What makes matters worse is the judge: a man described as neither fearing God nor respecting any human being. But his depravity in fact goes beyond that.
I remember some years ago attending an in-service at which a psychiatrist outlined several characteristics of anti-social personality disorder. One consists in exerting exploitative control over people, manipulating others’ needs to serve their own. Another: a patent lack of remorse or sense of shame, living completely unencumbered by guilt. “It is a case of the judge’s inability to sense the evil of his actions in the presence of one who should make him ashamed” (K.E. Bailey). This judge is a sociopath. Does anyone stand a chance against someone like that?

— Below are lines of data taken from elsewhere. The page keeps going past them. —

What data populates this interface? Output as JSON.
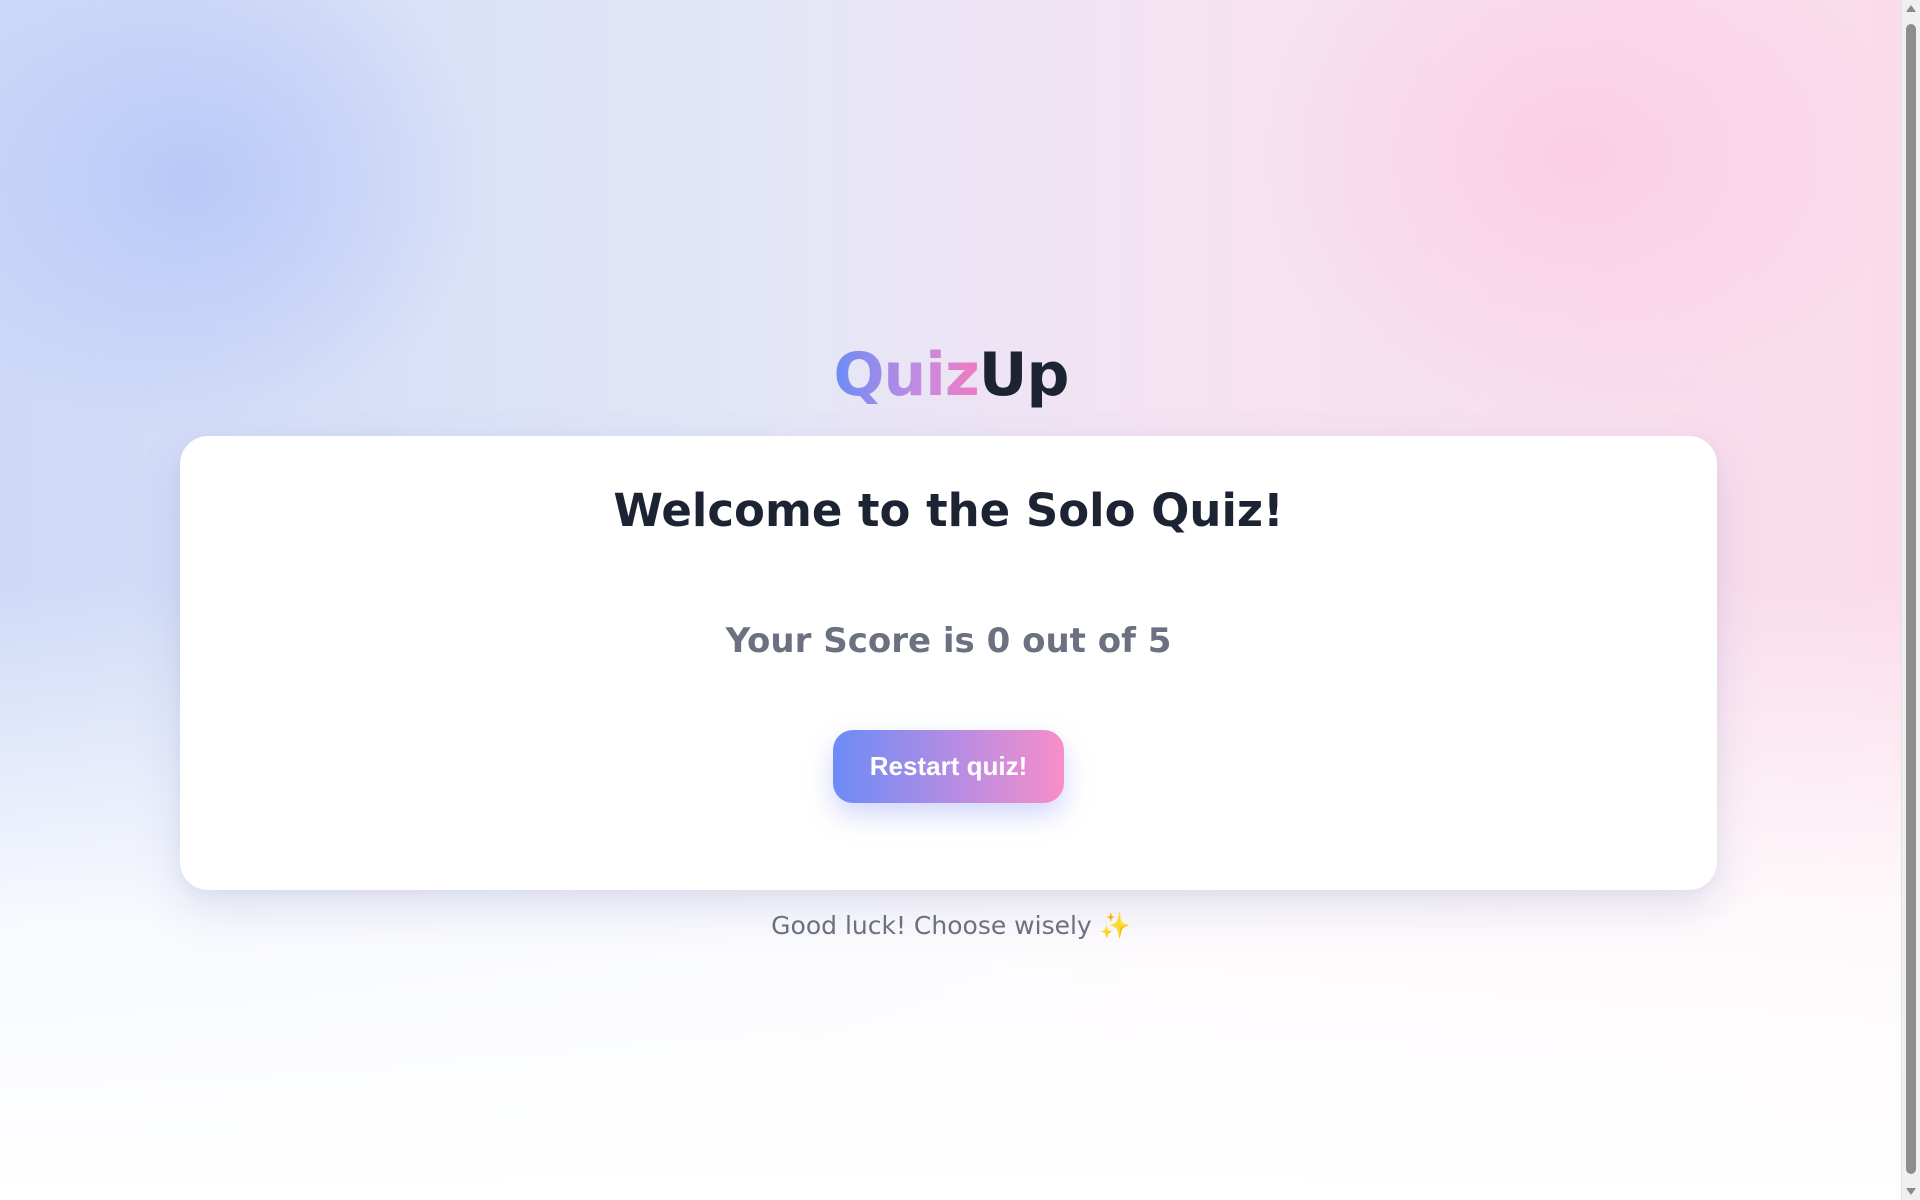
{
  "logo": {
    "part1": "Quiz",
    "part2": "Up"
  },
  "card": {
    "title": "Welcome to the Solo Quiz!",
    "score_text": "Your Score is 0 out of 5",
    "restart_label": "Restart quiz!"
  },
  "score": {
    "value": 0,
    "total": 5
  },
  "footer": {
    "note": "Good luck! Choose wisely",
    "emoji": "✨"
  },
  "colors": {
    "gradient_start": "#6b8cf6",
    "gradient_end": "#f78fc8",
    "heading": "#1c2434",
    "muted": "#6b7180"
  },
  "icons": {
    "footer": "sparkles-icon",
    "scroll_up": "scroll-up-arrow-icon",
    "scroll_down": "scroll-down-arrow-icon"
  }
}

Against all odds, the widow goes to court … something women ordinarily did not do in Jesus’ day. Perhaps she is assured by what is promised in the Old Testament: If ever you wrong any widow or orphan and they cry out to me, I will surely hear their cry (Exodus 22:22). Would anyone dare mistreat a widow in public?
But what was it that changed the mind of the heartless judge? Could it have been what St. John Paul II calls “the genius of women”? In his 1995 Letter to Women, the Pope wrote that
necessary emphasis should be placed on the “genius of women”…. Perhaps more than men, women acknowledge the person, because they see persons with their hearts. They see them independently of various ideological or political systems. They see others in their greatness and limitations; they try to go out to them and help them (12).
The judge’s ultimate fear is that the widow will “finally come and strike me.” But what I think really “strikes” him is her genius. The judge does not want to be seen in his limitations. He does not want to be helped.
The point for us is this. We are all like the widow: We have lost a great love in our life, and that loss leaves a wound. The widow’s woundedness makes her poignantly aware that she needs something outside of herself in order to live her life. It moves her to petition the one who can provide for her need. In her case it is an anti-social tyrant, but we cry out to a compassionate, patient, extravagantly generous Father.
Notice that widow does not ask for vengeance; she asks for justice. She wants to be justified, which, says the Catechism of the Catholic Church, is to experience the renewal of the interior person. It is to be conformed to the righteousness of God who makes us inwardly just by the power of his mercy (see #1989 and 1992).
It is the feminine genius of the Church our Mother that gives us the hutzpah to stand before the Divine Judge when we are overcome by the tyranny of the world and to acknowledge the divine Person of the Son of God in all his greatness. To them Jesus promises: God will see to it that justice is done for them speedily.